[Material provided Boundary: Start]

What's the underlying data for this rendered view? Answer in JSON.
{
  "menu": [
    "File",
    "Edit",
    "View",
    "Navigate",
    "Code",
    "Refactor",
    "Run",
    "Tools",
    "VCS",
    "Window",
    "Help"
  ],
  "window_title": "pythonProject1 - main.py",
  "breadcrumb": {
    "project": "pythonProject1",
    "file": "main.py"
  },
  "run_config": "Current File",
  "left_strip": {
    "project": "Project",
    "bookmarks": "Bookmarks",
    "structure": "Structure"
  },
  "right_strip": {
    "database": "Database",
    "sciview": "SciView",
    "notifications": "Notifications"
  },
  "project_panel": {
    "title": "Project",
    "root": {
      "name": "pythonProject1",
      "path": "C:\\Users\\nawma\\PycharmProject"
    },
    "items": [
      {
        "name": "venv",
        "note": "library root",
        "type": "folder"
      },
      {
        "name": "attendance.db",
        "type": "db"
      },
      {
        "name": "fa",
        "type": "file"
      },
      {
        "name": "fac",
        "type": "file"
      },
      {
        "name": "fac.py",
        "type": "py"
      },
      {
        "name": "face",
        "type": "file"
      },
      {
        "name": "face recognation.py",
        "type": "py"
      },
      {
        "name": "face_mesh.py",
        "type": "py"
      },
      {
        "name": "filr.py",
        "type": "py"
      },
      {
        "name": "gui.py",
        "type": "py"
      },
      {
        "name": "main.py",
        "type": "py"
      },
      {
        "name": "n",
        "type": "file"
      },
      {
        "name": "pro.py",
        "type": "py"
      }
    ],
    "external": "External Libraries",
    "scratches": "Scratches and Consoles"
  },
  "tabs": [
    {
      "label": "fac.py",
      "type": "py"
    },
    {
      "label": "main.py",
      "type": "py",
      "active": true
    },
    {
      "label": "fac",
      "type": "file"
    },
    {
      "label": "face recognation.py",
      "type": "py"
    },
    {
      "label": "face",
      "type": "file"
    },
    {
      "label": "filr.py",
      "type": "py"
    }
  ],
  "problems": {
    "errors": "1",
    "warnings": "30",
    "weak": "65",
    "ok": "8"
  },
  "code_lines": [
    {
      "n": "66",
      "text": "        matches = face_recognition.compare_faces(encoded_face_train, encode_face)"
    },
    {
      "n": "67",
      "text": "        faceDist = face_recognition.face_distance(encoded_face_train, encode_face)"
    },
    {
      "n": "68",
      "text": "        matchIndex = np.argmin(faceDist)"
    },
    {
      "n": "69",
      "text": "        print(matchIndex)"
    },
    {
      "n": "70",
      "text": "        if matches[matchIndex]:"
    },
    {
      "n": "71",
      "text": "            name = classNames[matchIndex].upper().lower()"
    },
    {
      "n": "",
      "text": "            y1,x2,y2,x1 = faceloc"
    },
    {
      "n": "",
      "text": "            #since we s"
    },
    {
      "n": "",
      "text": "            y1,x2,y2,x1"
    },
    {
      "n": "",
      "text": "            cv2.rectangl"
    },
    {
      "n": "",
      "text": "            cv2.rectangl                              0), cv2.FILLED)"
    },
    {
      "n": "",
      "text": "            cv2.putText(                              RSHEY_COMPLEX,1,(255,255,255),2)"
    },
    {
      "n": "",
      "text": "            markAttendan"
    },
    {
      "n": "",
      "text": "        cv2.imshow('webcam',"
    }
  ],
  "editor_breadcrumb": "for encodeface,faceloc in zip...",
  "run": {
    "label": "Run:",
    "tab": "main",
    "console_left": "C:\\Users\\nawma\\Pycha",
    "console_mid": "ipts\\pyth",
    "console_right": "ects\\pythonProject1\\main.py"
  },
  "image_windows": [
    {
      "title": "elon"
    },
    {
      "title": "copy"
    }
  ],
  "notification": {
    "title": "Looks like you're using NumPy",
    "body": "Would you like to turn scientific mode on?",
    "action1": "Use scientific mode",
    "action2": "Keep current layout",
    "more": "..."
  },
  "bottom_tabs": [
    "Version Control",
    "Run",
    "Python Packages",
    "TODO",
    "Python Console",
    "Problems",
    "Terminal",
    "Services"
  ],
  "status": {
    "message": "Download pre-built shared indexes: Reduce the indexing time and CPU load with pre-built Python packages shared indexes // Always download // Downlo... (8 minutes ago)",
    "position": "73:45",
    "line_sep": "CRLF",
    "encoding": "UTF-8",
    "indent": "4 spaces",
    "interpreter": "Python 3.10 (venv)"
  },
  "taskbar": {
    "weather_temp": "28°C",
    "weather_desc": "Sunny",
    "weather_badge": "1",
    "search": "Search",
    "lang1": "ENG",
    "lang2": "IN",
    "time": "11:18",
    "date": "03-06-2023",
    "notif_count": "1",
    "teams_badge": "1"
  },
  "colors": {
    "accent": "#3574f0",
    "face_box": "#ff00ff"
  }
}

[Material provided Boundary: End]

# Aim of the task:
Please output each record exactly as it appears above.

# Answer:
What's the underlying data for this rendered view? Answer in JSON.
{
  "menu": [
    "File",
    "Edit",
    "View",
    "Navigate",
    "Code",
    "Refactor",
    "Run",
    "Tools",
    "VCS",
    "Window",
    "Help"
  ],
  "window_title": "pythonProject1 - main.py",
  "breadcrumb": {
    "project": "pythonProject1",
    "file": "main.py"
  },
  "run_config": "Current File",
  "left_strip": {
    "project": "Project",
    "bookmarks": "Bookmarks",
    "structure": "Structure"
  },
  "right_strip": {
    "database": "Database",
    "sciview": "SciView",
    "notifications": "Notifications"
  },
  "project_panel": {
    "title": "Project",
    "root": {
      "name": "pythonProject1",
      "path": "C:\\Users\\nawma\\PycharmProject"
    },
    "items": [
      {
        "name": "venv",
        "note": "library root",
        "type": "folder"
      },
      {
        "name": "attendance.db",
        "type": "db"
      },
      {
        "name": "fa",
        "type": "file"
      },
      {
        "name": "fac",
        "type": "file"
      },
      {
        "name": "fac.py",
        "type": "py"
      },
      {
        "name": "face",
        "type": "file"
      },
      {
        "name": "face recognation.py",
        "type": "py"
      },
      {
        "name": "face_mesh.py",
        "type": "py"
      },
      {
        "name": "filr.py",
        "type": "py"
      },
      {
        "name": "gui.py",
        "type": "py"
      },
      {
        "name": "main.py",
        "type": "py"
      },
      {
        "name": "n",
        "type": "file"
      },
      {
        "name": "pro.py",
        "type": "py"
      }
    ],
    "external": "External Libraries",
    "scratches": "Scratches and Consoles"
  },
  "tabs": [
    {
      "label": "fac.py",
      "type": "py"
    },
    {
      "label": "main.py",
      "type": "py",
      "active": true
    },
    {
      "label": "fac",
      "type": "file"
    },
    {
      "label": "face recognation.py",
      "type": "py"
    },
    {
      "label": "face",
      "type": "file"
    },
    {
      "label": "filr.py",
      "type": "py"
    }
  ],
  "problems": {
    "errors": "1",
    "warnings": "30",
    "weak": "65",
    "ok": "8"
  },
  "code_lines": [
    {
      "n": "66",
      "text": "        matches = face_recognition.compare_faces(encoded_face_train, encode_face)"
    },
    {
      "n": "67",
      "text": "        faceDist = face_recognition.face_distance(encoded_face_train, encode_face)"
    },
    {
      "n": "68",
      "text": "        matchIndex = np.argmin(faceDist)"
    },
    {
      "n": "69",
      "text": "        print(matchIndex)"
    },
    {
      "n": "70",
      "text": "        if matches[matchIndex]:"
    },
    {
      "n": "71",
      "text": "            name = classNames[matchIndex].upper().lower()"
    },
    {
      "n": "",
      "text": "            y1,x2,y2,x1 = faceloc"
    },
    {
      "n": "",
      "text": "            #since we s"
    },
    {
      "n": "",
      "text": "            y1,x2,y2,x1"
    },
    {
      "n": "",
      "text": "            cv2.rectangl"
    },
    {
      "n": "",
      "text": "            cv2.rectangl                              0), cv2.FILLED)"
    },
    {
      "n": "",
      "text": "            cv2.putText(                              RSHEY_COMPLEX,1,(255,255,255),2)"
    },
    {
      "n": "",
      "text": "            markAttendan"
    },
    {
      "n": "",
      "text": "        cv2.imshow('webcam',"
    }
  ],
  "editor_breadcrumb": "for encodeface,faceloc in zip...",
  "run": {
    "label": "Run:",
    "tab": "main",
    "console_left": "C:\\Users\\nawma\\Pycha",
    "console_mid": "ipts\\pyth",
    "console_right": "ects\\pythonProject1\\main.py"
  },
  "image_windows": [
    {
      "title": "elon"
    },
    {
      "title": "copy"
    }
  ],
  "notification": {
    "title": "Looks like you're using NumPy",
    "body": "Would you like to turn scientific mode on?",
    "action1": "Use scientific mode",
    "action2": "Keep current layout",
    "more": "..."
  },
  "bottom_tabs": [
    "Version Control",
    "Run",
    "Python Packages",
    "TODO",
    "Python Console",
    "Problems",
    "Terminal",
    "Services"
  ],
  "status": {
    "message": "Download pre-built shared indexes: Reduce the indexing time and CPU load with pre-built Python packages shared indexes // Always download // Downlo... (8 minutes ago)",
    "position": "73:45",
    "line_sep": "CRLF",
    "encoding": "UTF-8",
    "indent": "4 spaces",
    "interpreter": "Python 3.10 (venv)"
  },
  "taskbar": {
    "weather_temp": "28°C",
    "weather_desc": "Sunny",
    "weather_badge": "1",
    "search": "Search",
    "lang1": "ENG",
    "lang2": "IN",
    "time": "11:18",
    "date": "03-06-2023",
    "notif_count": "1",
    "teams_badge": "1"
  },
  "colors": {
    "accent": "#3574f0",
    "face_box": "#ff00ff"
  }
}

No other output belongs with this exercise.